do callable bonds mostly get called on first call date?

So I always thought that for a bond to be called normally the rate being paid by the bond must be higher than the issuer can get by get by borrowing via a new issue (my gut also tells me it has to be lower by a good margin to make it worthwhile and cover the costs of new issue).

I have never dealt with callables beyond a textbook reading, however today I heard a reputable investment manager state that they often get called back on the first call date and that issuers can be expected to not disappoint investors and to do it….

Is there any truth to the above, is this limited to certain markets? It seems to defeat the point…

BR

Automate your Excel models with the industry's most accurate financial, market and economic data.

In my experience, I don’t think it gets called on the first call date since there is usually a premium that needs to be paid by the issuer. I don’t deal much in bonds, but I haven’t seen many publicly traded companies pay a premium to call a bond on the first call date (unless as you stated, the interest rate is lower and the Company can refinance). I am sure if this was happening all over the place, the shareholders would be pissed. 
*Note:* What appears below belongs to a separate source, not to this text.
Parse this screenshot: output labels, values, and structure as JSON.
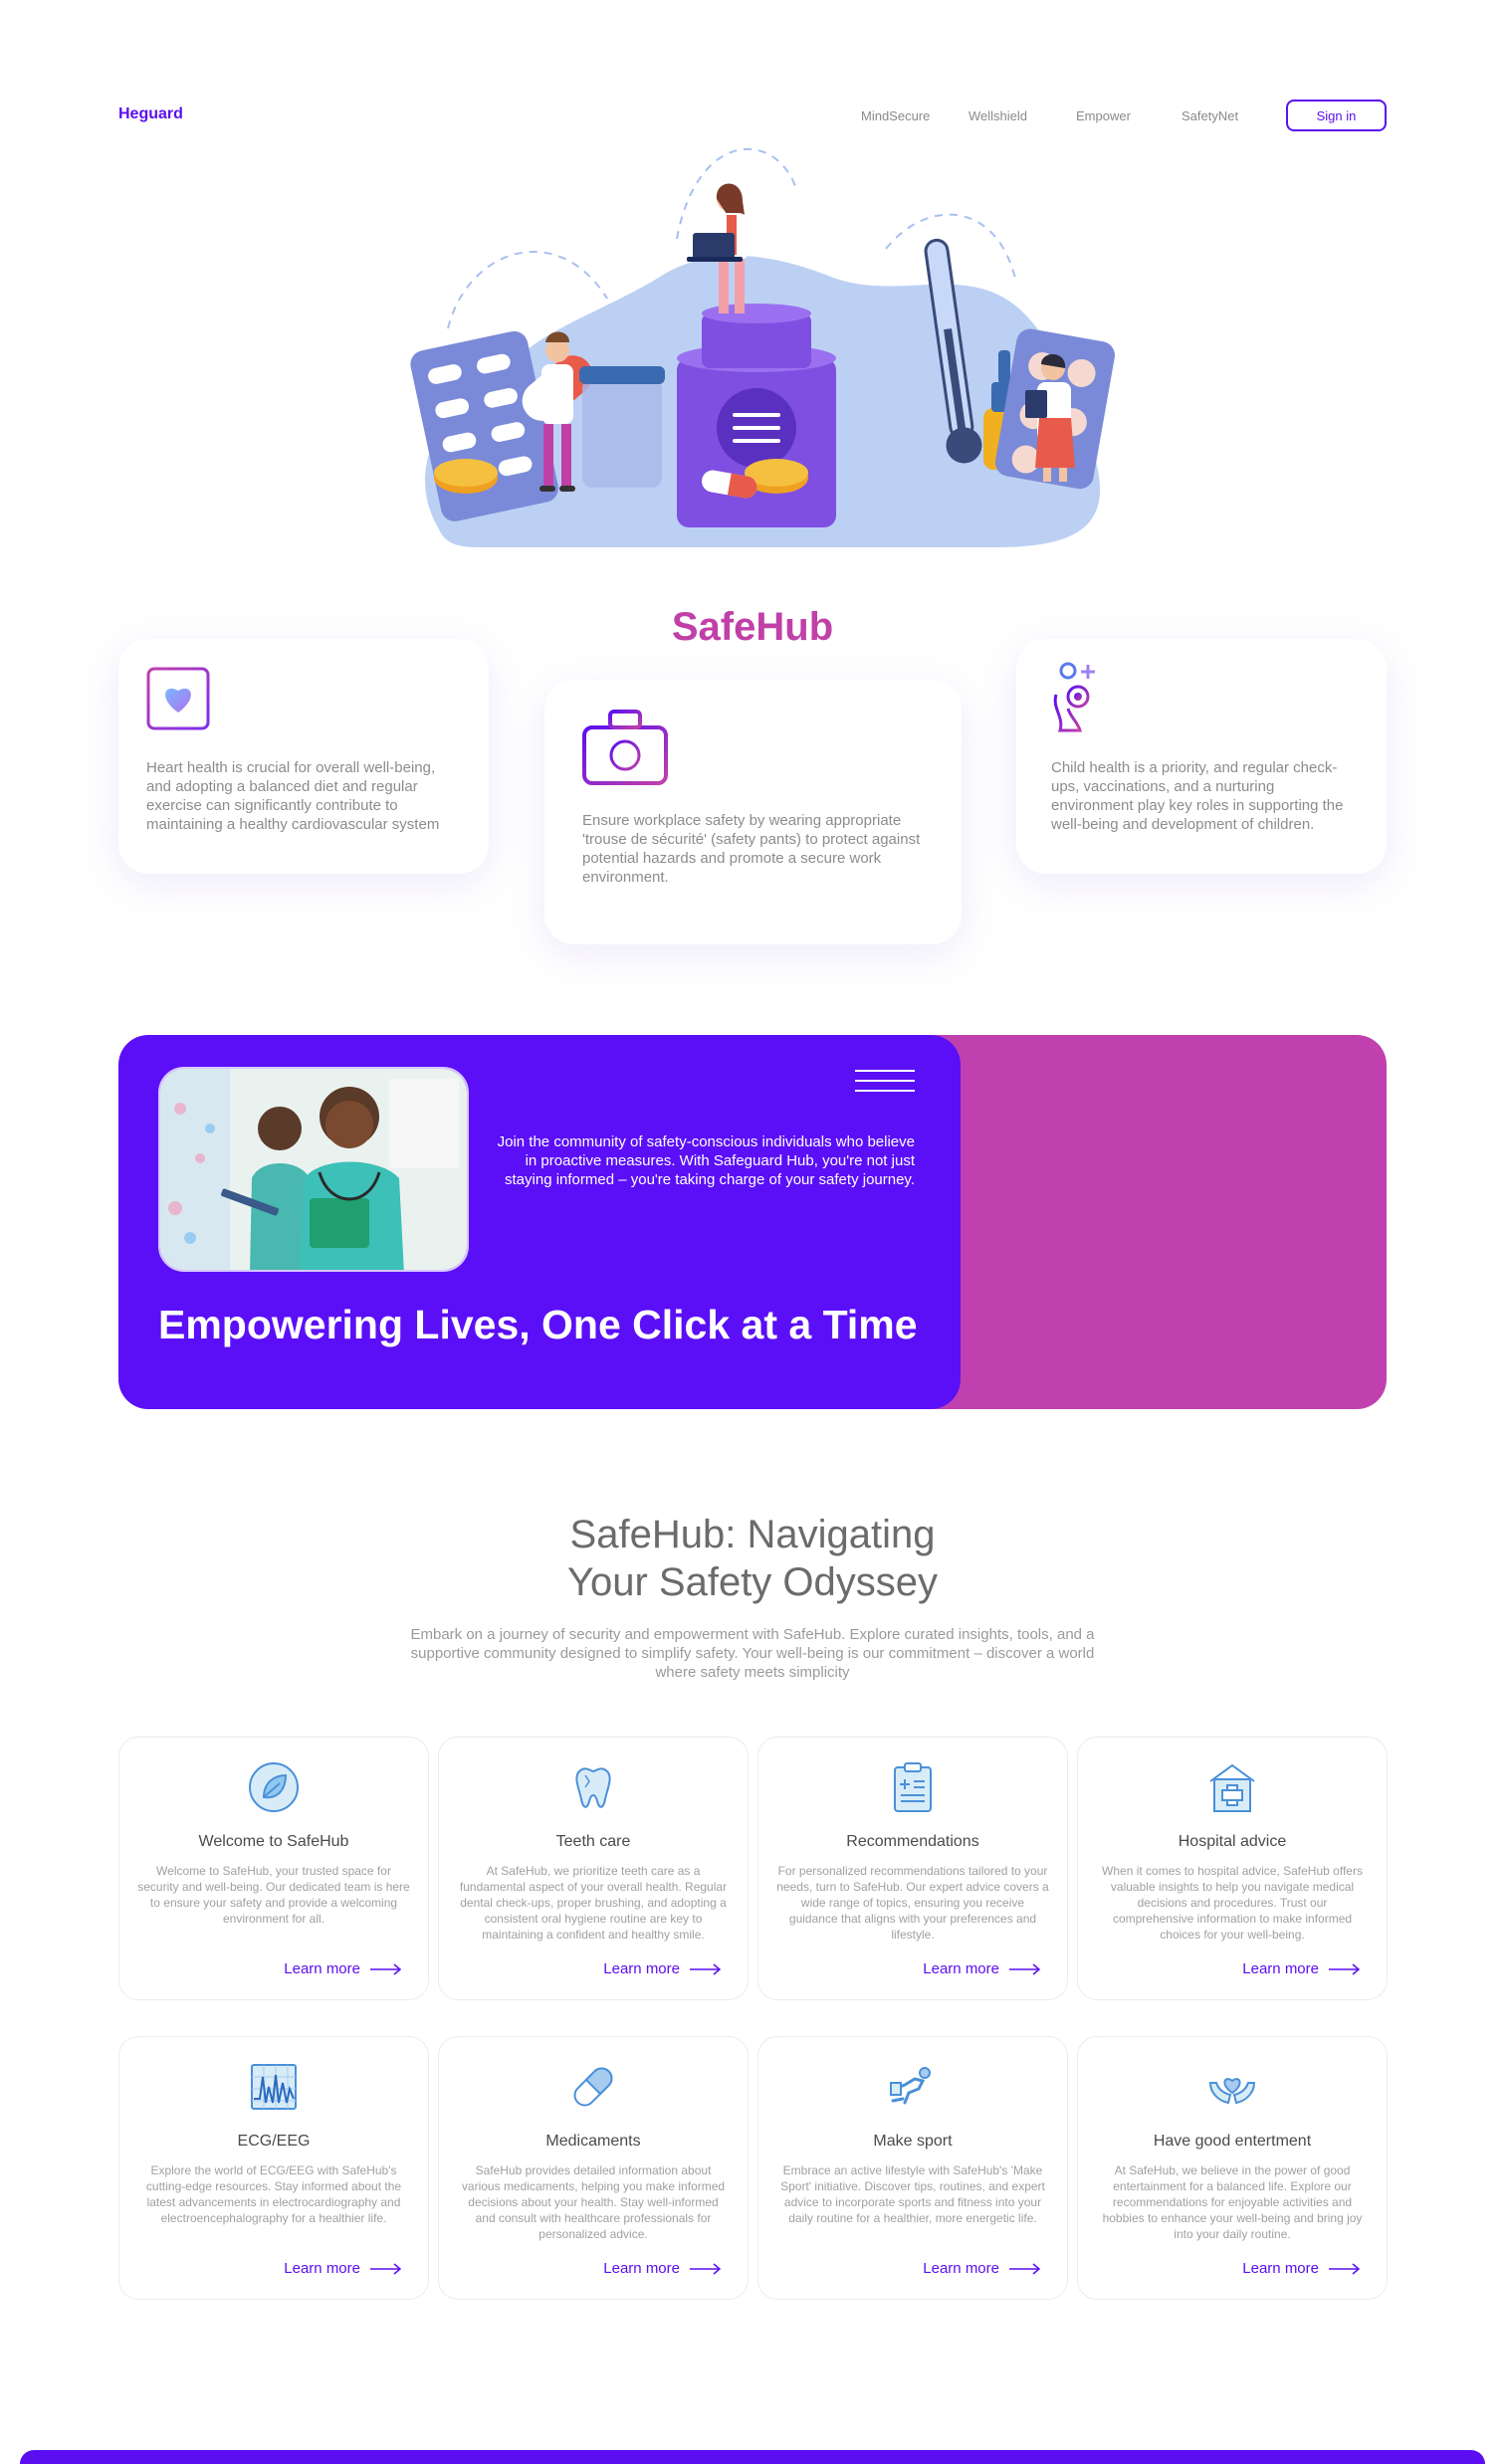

However, the bond will usually get called / refinanced prior to the maturity date at par because many issuers are publicly traded and would not like to have that debt balance sitting as a short-term liability. 

I’m getting a weird sense of deja vu from this thread…

This exact question was asked very recently and is still one of the highest ranked threads on this forum!!

familyguy1988 wrote:

So I always thought that for a bond to be called normally the rate being paid by the bond must be higher than the issuer can get by get by borrowing via a new issue (my gut also tells me it has to be lower by a good margin to make it worthwhile and cover the costs of new issue).

I have never dealt with callables beyond a textbook reading, however today I heard a reputable investment manager state that they often get called back on the first call date and that issuers can be expected to not disappoint investors and to do it….

Is there any truth to the above, is this limited to certain markets? It seems to defeat the point…

BR

There is definitely truth to the above.  Issuers will often issue bonds with coupon rates that scale up over time, but also callable at those times.  If interest rates haven’t risen in line with the bond, then they will be called.  So you should evaluate the bond as YTC, not YTM.

Sweep the Leg: "I’m tired."
KMeriwetherD: "Well, you were basically Legolas in the Battle of Water Cooler."

I would like to see empirical studies supporting this, but my personal opinion is that callable bonds are not likely to be called in the short-term (the first call date).

This to take place mainly requires that interest rates fluctuate a lot within a year, but this is not true. Quite variables prevent that calling a bond becomes profitable: call premiums, issuance costs, reputation to investors, etc.

Las almas de todos los hombres son inmortales, pero las almas de los justos son inmortales y divinas.
Sócrates